## Requirement
Scan each line of the entries below for the word "file" and count the ones where it appears. The answer is that number alone.

[Dataset excerpts]
--------------------
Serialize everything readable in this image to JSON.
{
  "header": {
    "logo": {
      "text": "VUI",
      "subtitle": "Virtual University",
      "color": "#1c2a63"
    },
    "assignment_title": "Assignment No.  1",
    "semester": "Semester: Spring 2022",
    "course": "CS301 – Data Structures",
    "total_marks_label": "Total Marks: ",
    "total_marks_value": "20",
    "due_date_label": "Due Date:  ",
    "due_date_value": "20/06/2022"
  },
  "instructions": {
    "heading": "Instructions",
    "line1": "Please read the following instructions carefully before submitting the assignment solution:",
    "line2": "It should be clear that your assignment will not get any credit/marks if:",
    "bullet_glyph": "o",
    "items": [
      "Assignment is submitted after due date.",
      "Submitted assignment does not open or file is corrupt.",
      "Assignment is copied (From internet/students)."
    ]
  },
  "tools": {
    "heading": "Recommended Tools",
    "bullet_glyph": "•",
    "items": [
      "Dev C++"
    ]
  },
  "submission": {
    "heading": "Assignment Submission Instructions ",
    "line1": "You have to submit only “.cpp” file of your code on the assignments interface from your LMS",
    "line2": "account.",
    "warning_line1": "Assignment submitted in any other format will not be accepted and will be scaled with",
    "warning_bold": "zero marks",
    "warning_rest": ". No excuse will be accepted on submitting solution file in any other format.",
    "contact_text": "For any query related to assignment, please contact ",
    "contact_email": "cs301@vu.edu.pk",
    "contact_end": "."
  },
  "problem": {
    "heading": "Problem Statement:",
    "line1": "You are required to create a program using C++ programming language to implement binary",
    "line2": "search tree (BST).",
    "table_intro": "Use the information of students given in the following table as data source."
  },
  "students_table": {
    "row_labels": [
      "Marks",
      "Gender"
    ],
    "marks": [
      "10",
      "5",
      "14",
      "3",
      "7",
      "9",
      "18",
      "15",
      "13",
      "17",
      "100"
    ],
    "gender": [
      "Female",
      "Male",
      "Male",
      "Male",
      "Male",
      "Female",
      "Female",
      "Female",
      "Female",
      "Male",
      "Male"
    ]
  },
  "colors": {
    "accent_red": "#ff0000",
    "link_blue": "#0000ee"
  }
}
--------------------
## Written response
3